Based on data from the National Cancer Institute, cigarette smoking causes approximately 30 percent of all cancer-related deaths in the United States. In particular, smoking alone is responsible for 87 percent of lung cancer deaths. Despite the significant research and medical efforts devoted to the treatment of lung cancer, the five-year survival rate for patients diagnosed with lung cancer is only 14 percent. This is a sobering statistic and more effective treatments are urgently needed. Natural products play an important role in pharmaceutical development. Based on a recent report by the NCI, approximately 74 percent of the anti-cancer drugs on the market today are based on natural products and derivatives thereof. Natural products total synthesis provides not only a viable means to access necessary quantities for biological evaluation, but also an efficient way to access derivatives that have more potent or desirable properties. A growing number of indole- and spirooxindole-based alkaloids derived from tryptamine and/or tryptophan display significant anti-cancer activities.
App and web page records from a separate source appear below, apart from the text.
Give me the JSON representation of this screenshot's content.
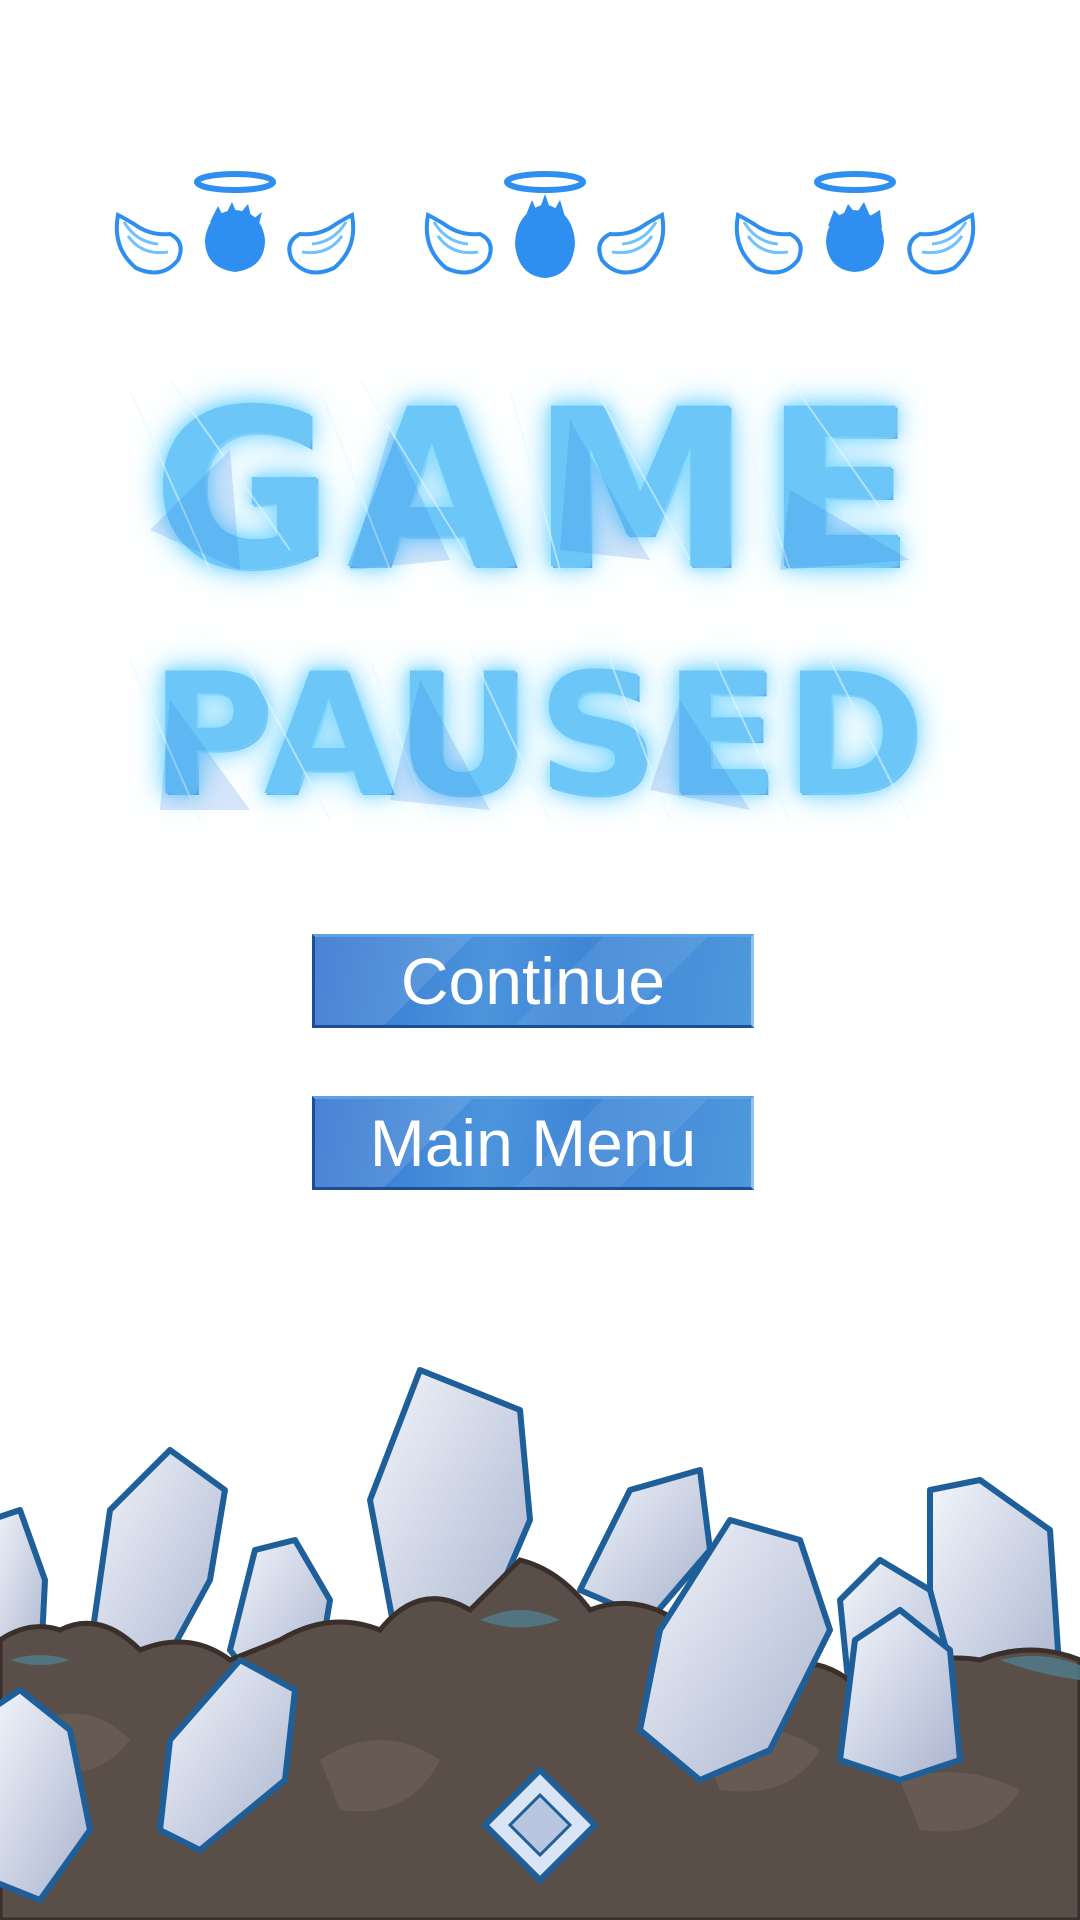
{
  "lives": {
    "count": 3,
    "icon": "angel-head-winged-icon",
    "colors": {
      "primary": "#2f8ff0",
      "light": "#6fc1ff"
    }
  },
  "title": {
    "line1": "GAME",
    "line2": "PAUSED"
  },
  "buttons": {
    "continue_label": "Continue",
    "main_menu_label": "Main Menu"
  },
  "colors": {
    "title_fill": "#6cc6f7",
    "button_fill": "#3f86d6",
    "button_border": "#1d4d94",
    "crystal_stroke": "#1f5f99",
    "rock": "#5a4e49"
  }
}
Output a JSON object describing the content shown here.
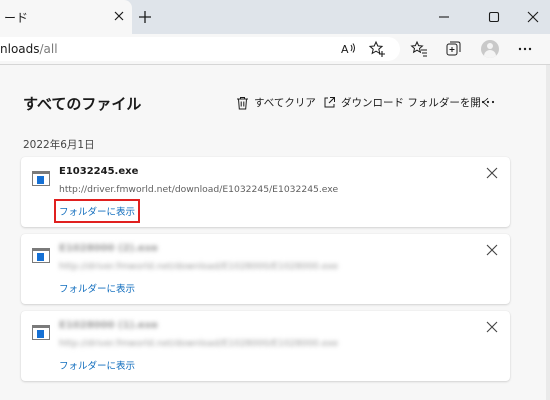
{
  "tab": {
    "title": "ード"
  },
  "address": {
    "host_fragment": "nloads",
    "path": "/all"
  },
  "page": {
    "heading": "すべてのファイル",
    "clear_all": "すべてクリア",
    "open_folder": "ダウンロード フォルダーを開く"
  },
  "date": "2022年6月1日",
  "downloads": [
    {
      "filename": "E1032245.exe",
      "url": "http://driver.fmworld.net/download/E1032245/E1032245.exe",
      "show_folder": "フォルダーに表示"
    },
    {
      "filename": "E1028000 (2).exe",
      "url": "http://driver.fmworld.net/download/E1028000/E1028000.exe",
      "show_folder": "フォルダーに表示"
    },
    {
      "filename": "E1028000 (1).exe",
      "url": "http://driver.fmworld.net/download/E1028000/E1028000.exe",
      "show_folder": "フォルダーに表示"
    }
  ],
  "colors": {
    "link": "#0f6cbd",
    "highlight_border": "#e0201f",
    "file_icon": "#1570d4",
    "tabstrip": "#dfe4ea"
  },
  "icons": {
    "tab_close": "close-icon",
    "new_tab": "plus-icon",
    "minimize": "minimize-icon",
    "maximize": "maximize-icon",
    "close_window": "close-icon",
    "read_aloud": "read-aloud-icon",
    "add_favorite": "star-plus-icon",
    "favorites": "favorites-icon",
    "collections": "collections-icon",
    "profile": "profile-icon",
    "settings_more": "more-icon",
    "clear_all": "trash-icon",
    "open_folder": "open-external-icon"
  }
}
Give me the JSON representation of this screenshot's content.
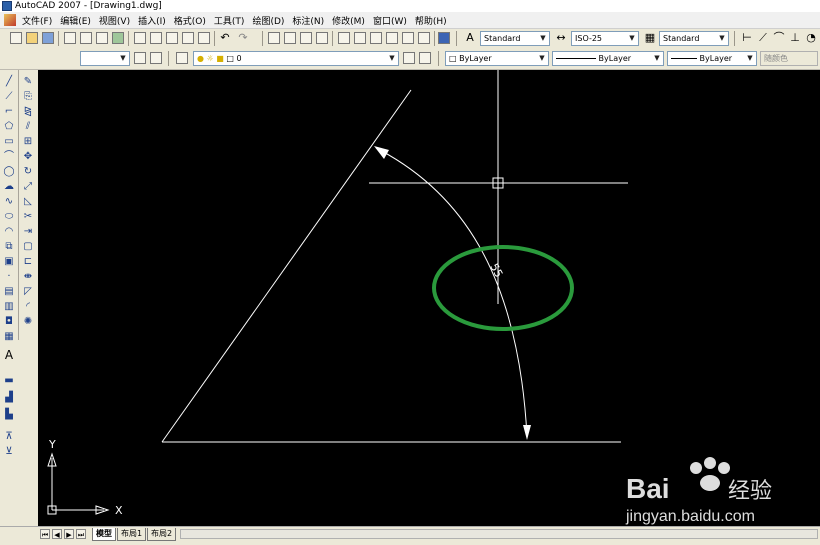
{
  "window": {
    "title": "AutoCAD 2007 - [Drawing1.dwg]"
  },
  "menu": [
    "文件(F)",
    "编辑(E)",
    "视图(V)",
    "插入(I)",
    "格式(O)",
    "工具(T)",
    "绘图(D)",
    "标注(N)",
    "修改(M)",
    "窗口(W)",
    "帮助(H)"
  ],
  "styles_toolbar": {
    "text_style": "Standard",
    "dim_style": "ISO-25",
    "table_style": "Standard"
  },
  "layers_toolbar": {
    "layer": "0",
    "color": "ByLayer",
    "linetype": "ByLayer",
    "lineweight": "ByLayer",
    "plotstyle": "随颜色"
  },
  "canvas": {
    "dimension_text": "55",
    "ucs_y_label": "Y",
    "ucs_x_label": "X"
  },
  "tabs": [
    "模型",
    "布局1",
    "布局2"
  ],
  "watermark": {
    "brand": "Bai",
    "brand_suffix": "经验",
    "url": "jingyan.baidu.com"
  },
  "colors": {
    "canvas_bg": "#000000",
    "lines": "#ffffff",
    "highlight_ellipse": "#2a9a3c"
  }
}
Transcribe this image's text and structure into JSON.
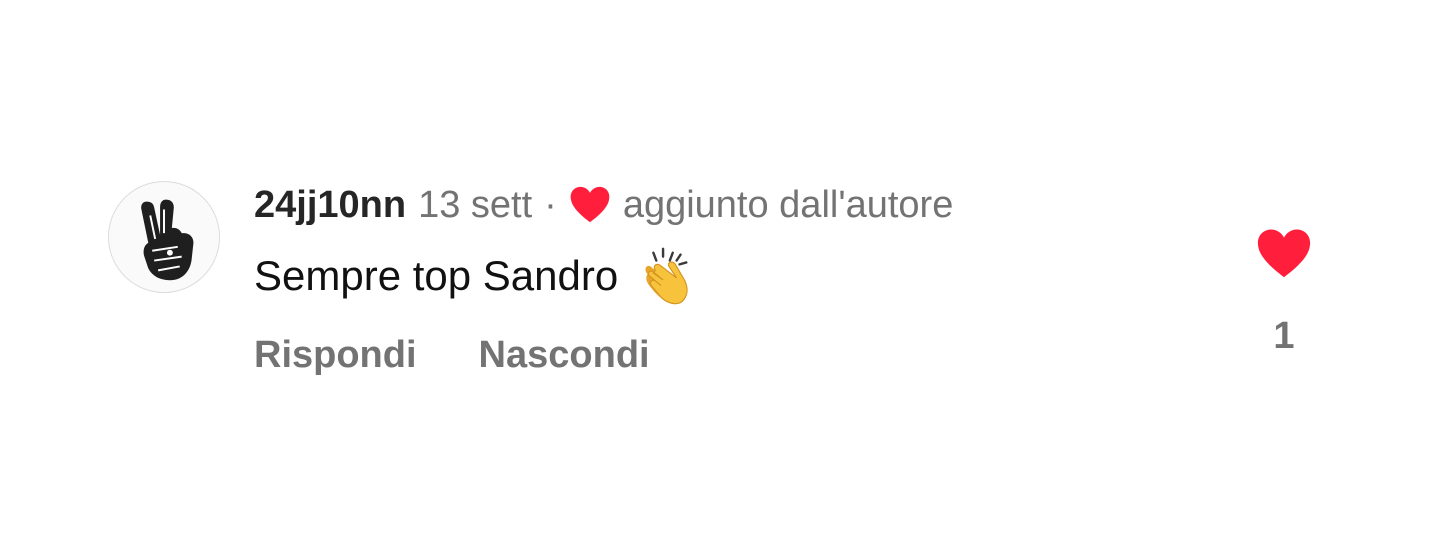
{
  "comment": {
    "username": "24jj10nn",
    "time": "13 sett",
    "separator": "·",
    "author_liked_text": "aggiunto dall'autore",
    "text": "Sempre top Sandro",
    "emoji": "clapping-hands-emoji",
    "actions": {
      "reply_label": "Rispondi",
      "hide_label": "Nascondi"
    },
    "like_count": "1",
    "avatar_icon": "peace-hand-avatar",
    "avatar_lettering": "PEACE LOVE KINDNESS"
  },
  "colors": {
    "heart": "#ff1f3d",
    "username": "#262626",
    "secondary": "#737373",
    "text": "#111111",
    "background": "#ffffff",
    "clap": "#f7c33c"
  }
}
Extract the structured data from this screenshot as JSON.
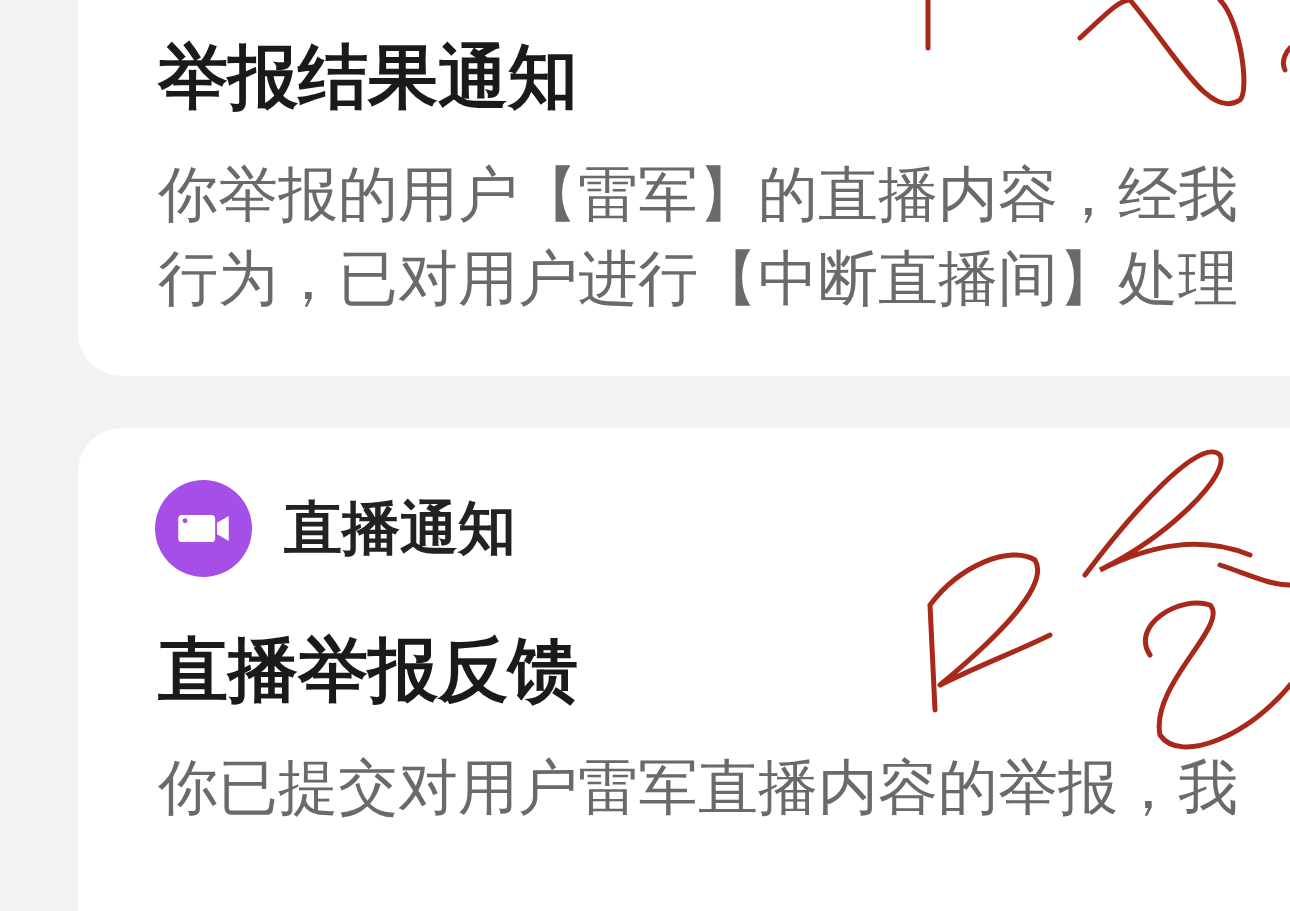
{
  "cards": [
    {
      "kind": "plain",
      "title": "举报结果通知",
      "lines": [
        "你举报的用户【雷军】的直播内容，经我",
        "行为，已对用户进行【中断直播间】处理"
      ]
    },
    {
      "kind": "live",
      "category": "直播通知",
      "title": "直播举报反馈",
      "lines": [
        "你已提交对用户雷军直播内容的举报，我"
      ]
    }
  ]
}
The research described herein is based on the development of new synthetic methodology for the construction of such alkaloids and their synthetic derivatives for biological testing. As a part of our ongoing research on the asymmetric construction of spiropyrrolidine oxindole alkaloids, a proposed synthesis of the traditional Chinese herbal metabolites rhynchophylline, isorhynchophylline, 17-demethoxyisorhynchophylline and related spirooxindole analogs is outlined. These and structurally related compounds have been used to treat various ailments, including cancer and have the potential for development as antineoplastic agents. The anti-cancer activities of these alkaloids will be examined through our ongoing interdisciplinary collaboration within the Comprehensive Cancer Center at the City of Hope National Medical Center. The development of the synthetic methodology for the synthesis of the aforementioned alkaloids and synthetic derivatives will be useful in identifying lead compounds for anti-cancer drug candidates.